What you need to do
Repeat each entry as written and leave the images out of the copy.

Excerpted records
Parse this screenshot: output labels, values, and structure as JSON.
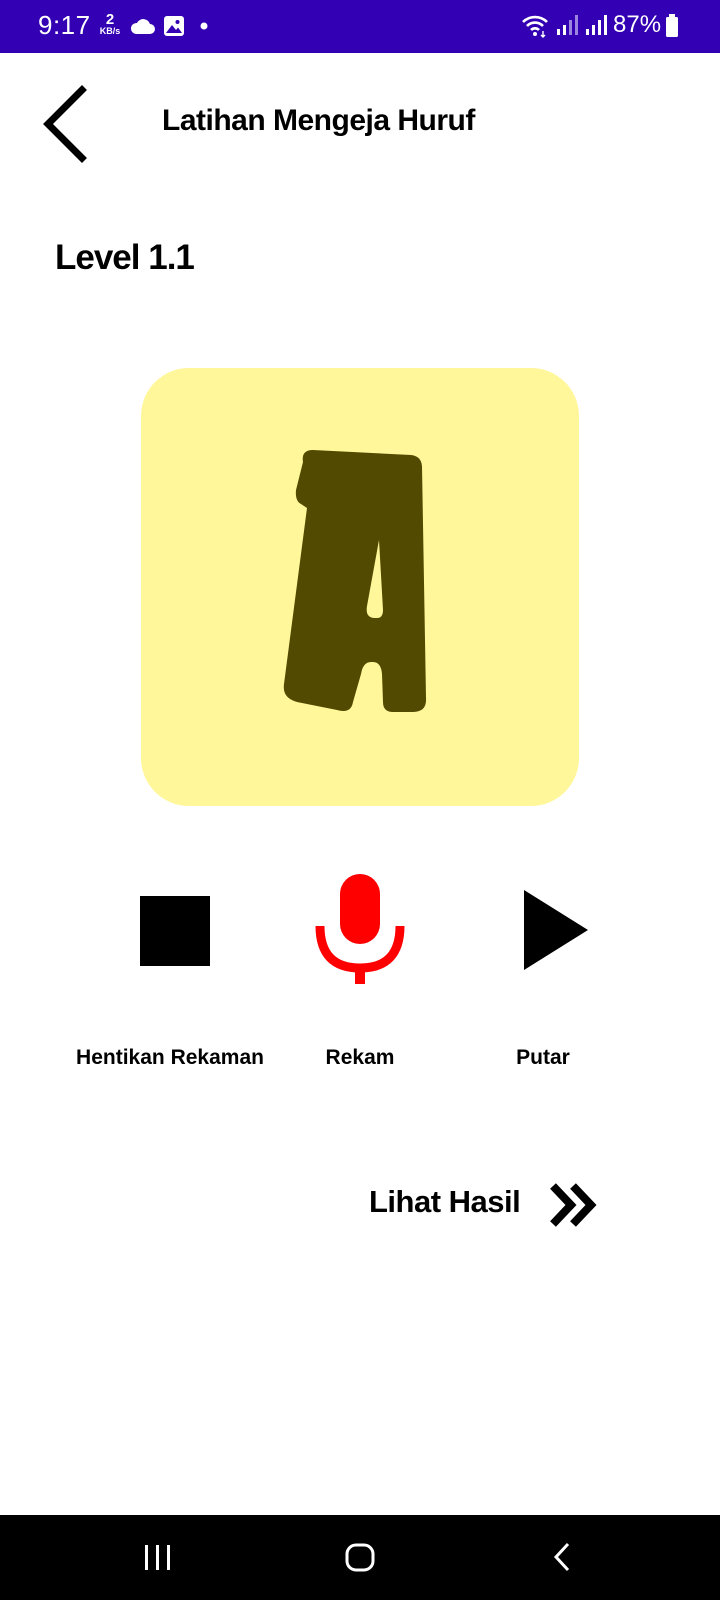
{
  "status_bar": {
    "time": "9:17",
    "network_speed_value": "2",
    "network_speed_unit": "KB/s",
    "battery_percent": "87%",
    "background_color": "#3300b4",
    "icons": [
      "cloud-icon",
      "gallery-icon",
      "notification-dot-icon",
      "wifi-icon",
      "signal-icon",
      "signal-icon",
      "battery-icon"
    ]
  },
  "app_bar": {
    "title": "Latihan Mengeja Huruf",
    "back_icon": "chevron-left-icon"
  },
  "level": {
    "label": "Level 1.1"
  },
  "letter_card": {
    "letter": "A",
    "background_color": "#fff79a",
    "letter_color": "#524a00"
  },
  "controls": {
    "stop": {
      "label": "Hentikan Rekaman",
      "icon": "stop-icon"
    },
    "record": {
      "label": "Rekam",
      "icon": "microphone-icon",
      "color": "#ff0000"
    },
    "play": {
      "label": "Putar",
      "icon": "play-icon"
    }
  },
  "result_link": {
    "label": "Lihat Hasil",
    "icon": "double-chevron-right-icon"
  },
  "nav_bar": {
    "recents_icon": "recents-icon",
    "home_icon": "home-icon",
    "back_icon": "back-icon"
  }
}
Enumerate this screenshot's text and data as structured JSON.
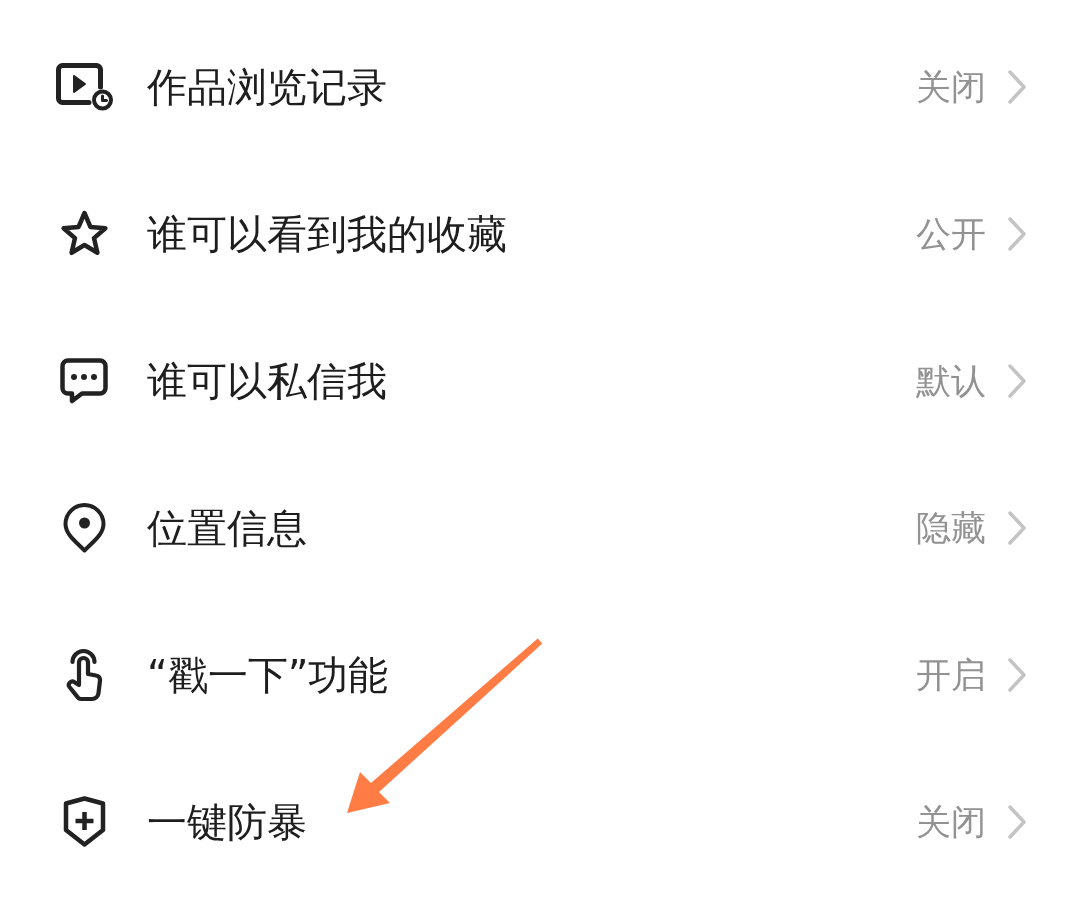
{
  "items": [
    {
      "label": "作品浏览记录",
      "value": "关闭"
    },
    {
      "label": "谁可以看到我的收藏",
      "value": "公开"
    },
    {
      "label": "谁可以私信我",
      "value": "默认"
    },
    {
      "label": "位置信息",
      "value": "隐藏"
    },
    {
      "label": "“戳一下”功能",
      "value": "开启"
    },
    {
      "label": "一键防暴",
      "value": "关闭"
    }
  ],
  "annotation": {
    "kind": "arrow"
  }
}
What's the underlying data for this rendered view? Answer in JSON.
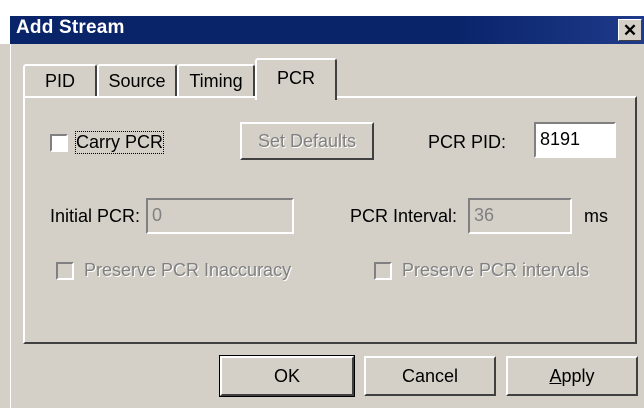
{
  "window": {
    "title": "Add Stream",
    "close_glyph": "✕"
  },
  "tabs": [
    {
      "label": "PID",
      "active": false
    },
    {
      "label": "Source",
      "active": false
    },
    {
      "label": "Timing",
      "active": false
    },
    {
      "label": "PCR",
      "active": true
    }
  ],
  "pcr": {
    "carry_pcr_label": "Carry PCR",
    "carry_pcr_checked": false,
    "set_defaults_label": "Set Defaults",
    "pcr_pid_label": "PCR PID:",
    "pcr_pid_value": "8191",
    "initial_pcr_label": "Initial PCR:",
    "initial_pcr_value": "0",
    "pcr_interval_label": "PCR Interval:",
    "pcr_interval_value": "36",
    "pcr_interval_unit": "ms",
    "preserve_inaccuracy_label": "Preserve PCR Inaccuracy",
    "preserve_intervals_label": "Preserve PCR intervals"
  },
  "buttons": {
    "ok_label": "OK",
    "cancel_label": "Cancel",
    "apply_label": "Apply"
  }
}
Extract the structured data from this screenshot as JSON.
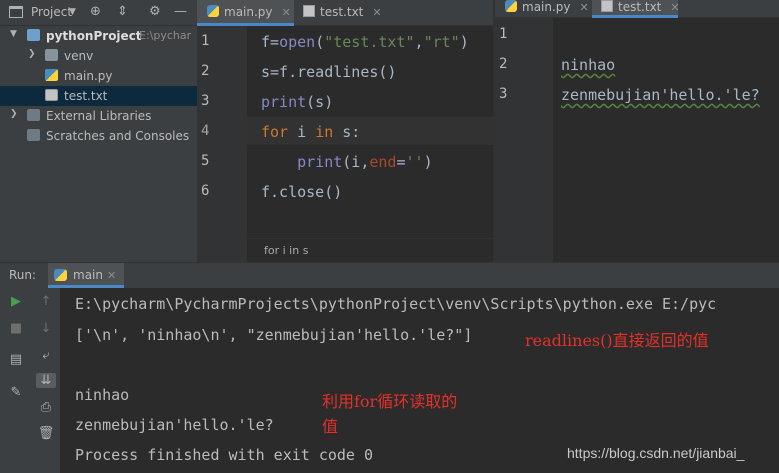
{
  "project_panel": {
    "title": "Project",
    "tree": [
      {
        "label": "pythonProject",
        "path": "E:\\pychar"
      },
      {
        "label": "venv"
      },
      {
        "label": "main.py"
      },
      {
        "label": "test.txt"
      },
      {
        "label": "External Libraries"
      },
      {
        "label": "Scratches and Consoles"
      }
    ]
  },
  "editor_left": {
    "tabs": [
      {
        "label": "main.py",
        "active": true
      },
      {
        "label": "test.txt",
        "active": false
      }
    ],
    "line_numbers": [
      "1",
      "2",
      "3",
      "4",
      "5",
      "6"
    ],
    "lines": [
      "f=open(\"test.txt\",\"rt\")",
      "s=f.readlines()",
      "print(s)",
      "for i in s:",
      "    print(i,end='')",
      "f.close()"
    ],
    "breadcrumb": "for i in s"
  },
  "editor_right": {
    "tabs": [
      {
        "label": "main.py",
        "active": false
      },
      {
        "label": "test.txt",
        "active": true
      }
    ],
    "line_numbers": [
      "1",
      "2",
      "3"
    ],
    "lines": [
      "",
      "ninhao",
      "zenmebujian'hello.'le?"
    ]
  },
  "run_panel": {
    "label": "Run:",
    "tab": "main",
    "output": [
      "E:\\pycharm\\PycharmProjects\\pythonProject\\venv\\Scripts\\python.exe E:/pyc",
      "['\\n', 'ninhao\\n', \"zenmebujian'hello.'le?\"]",
      "",
      "ninhao",
      "zenmebujian'hello.'le?",
      "Process finished with exit code 0"
    ],
    "annotations": [
      "readlines()直接返回的值",
      "利用for循环读取的",
      "值"
    ]
  },
  "watermark": "https://blog.csdn.net/jianbai_",
  "colors": {
    "keyword": "#cc7832",
    "string": "#6a8759",
    "annotation": "#e4302a",
    "selection": "#0d293e"
  }
}
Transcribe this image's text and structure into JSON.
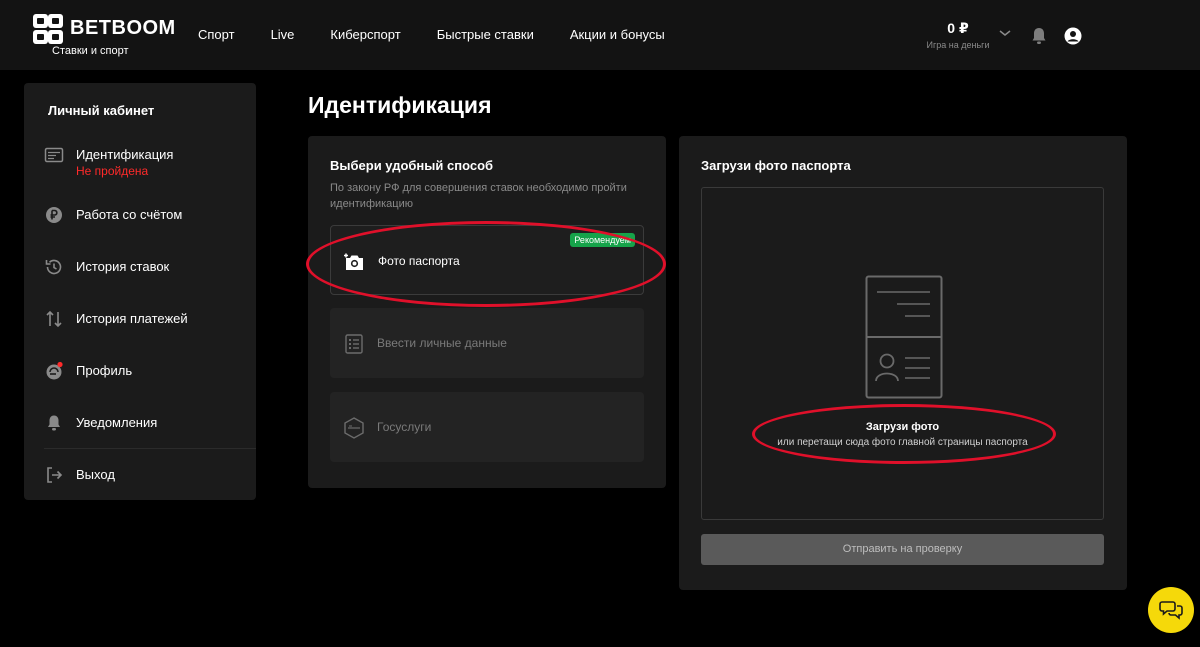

Reply
Parse this screenshot: output labels, values, and structure as JSON.
{
  "status_bar": {
    "time": "9:17",
    "network_speed_value": "2",
    "network_speed_unit": "KB/s",
    "battery_percent": "87%",
    "background_color": "#3300b4",
    "icons": [
      "cloud-icon",
      "gallery-icon",
      "notification-dot-icon",
      "wifi-icon",
      "signal-icon",
      "signal-icon",
      "battery-icon"
    ]
  },
  "app_bar": {
    "title": "Latihan Mengeja Huruf",
    "back_icon": "chevron-left-icon"
  },
  "level": {
    "label": "Level 1.1"
  },
  "letter_card": {
    "letter": "A",
    "background_color": "#fff79a",
    "letter_color": "#524a00"
  },
  "controls": {
    "stop": {
      "label": "Hentikan Rekaman",
      "icon": "stop-icon"
    },
    "record": {
      "label": "Rekam",
      "icon": "microphone-icon",
      "color": "#ff0000"
    },
    "play": {
      "label": "Putar",
      "icon": "play-icon"
    }
  },
  "result_link": {
    "label": "Lihat Hasil",
    "icon": "double-chevron-right-icon"
  },
  "nav_bar": {
    "recents_icon": "recents-icon",
    "home_icon": "home-icon",
    "back_icon": "back-icon"
  }
}
Enumerate this screenshot's text and data as structured JSON.
{
  "items": [
    {
      "label": "作品浏览记录",
      "value": "关闭"
    },
    {
      "label": "谁可以看到我的收藏",
      "value": "公开"
    },
    {
      "label": "谁可以私信我",
      "value": "默认"
    },
    {
      "label": "位置信息",
      "value": "隐藏"
    },
    {
      "label": "“戳一下”功能",
      "value": "开启"
    },
    {
      "label": "一键防暴",
      "value": "关闭"
    }
  ],
  "annotation": {
    "kind": "arrow"
  }
}
What's the underlying data for this rendered view? Answer in JSON.
{
  "window": {
    "title": "Add Stream",
    "close_glyph": "✕"
  },
  "tabs": [
    {
      "label": "PID",
      "active": false
    },
    {
      "label": "Source",
      "active": false
    },
    {
      "label": "Timing",
      "active": false
    },
    {
      "label": "PCR",
      "active": true
    }
  ],
  "pcr": {
    "carry_pcr_label": "Carry PCR",
    "carry_pcr_checked": false,
    "set_defaults_label": "Set Defaults",
    "pcr_pid_label": "PCR PID:",
    "pcr_pid_value": "8191",
    "initial_pcr_label": "Initial PCR:",
    "initial_pcr_value": "0",
    "pcr_interval_label": "PCR Interval:",
    "pcr_interval_value": "36",
    "pcr_interval_unit": "ms",
    "preserve_inaccuracy_label": "Preserve PCR Inaccuracy",
    "preserve_intervals_label": "Preserve PCR intervals"
  },
  "buttons": {
    "ok_label": "OK",
    "cancel_label": "Cancel",
    "apply_label": "Apply"
  }
}
Extract the structured data from this screenshot as JSON.
{
  "project_panel": {
    "title": "Project",
    "tree": [
      {
        "label": "pythonProject",
        "path": "E:\\pychar"
      },
      {
        "label": "venv"
      },
      {
        "label": "main.py"
      },
      {
        "label": "test.txt"
      },
      {
        "label": "External Libraries"
      },
      {
        "label": "Scratches and Consoles"
      }
    ]
  },
  "editor_left": {
    "tabs": [
      {
        "label": "main.py",
        "active": true
      },
      {
        "label": "test.txt",
        "active": false
      }
    ],
    "line_numbers": [
      "1",
      "2",
      "3",
      "4",
      "5",
      "6"
    ],
    "lines": [
      "f=open(\"test.txt\",\"rt\")",
      "s=f.readlines()",
      "print(s)",
      "for i in s:",
      "    print(i,end='')",
      "f.close()"
    ],
    "breadcrumb": "for i in s"
  },
  "editor_right": {
    "tabs": [
      {
        "label": "main.py",
        "active": false
      },
      {
        "label": "test.txt",
        "active": true
      }
    ],
    "line_numbers": [
      "1",
      "2",
      "3"
    ],
    "lines": [
      "",
      "ninhao",
      "zenmebujian'hello.'le?"
    ]
  },
  "run_panel": {
    "label": "Run:",
    "tab": "main",
    "output": [
      "E:\\pycharm\\PycharmProjects\\pythonProject\\venv\\Scripts\\python.exe E:/pyc",
      "['\\n', 'ninhao\\n', \"zenmebujian'hello.'le?\"]",
      "",
      "ninhao",
      "zenmebujian'hello.'le?",
      "Process finished with exit code 0"
    ],
    "annotations": [
      "readlines()直接返回的值",
      "利用for循环读取的",
      "值"
    ]
  },
  "watermark": "https://blog.csdn.net/jianbai_",
  "colors": {
    "keyword": "#cc7832",
    "string": "#6a8759",
    "annotation": "#e4302a",
    "selection": "#0d293e"
  }
}
Transcribe this image's text and structure into JSON.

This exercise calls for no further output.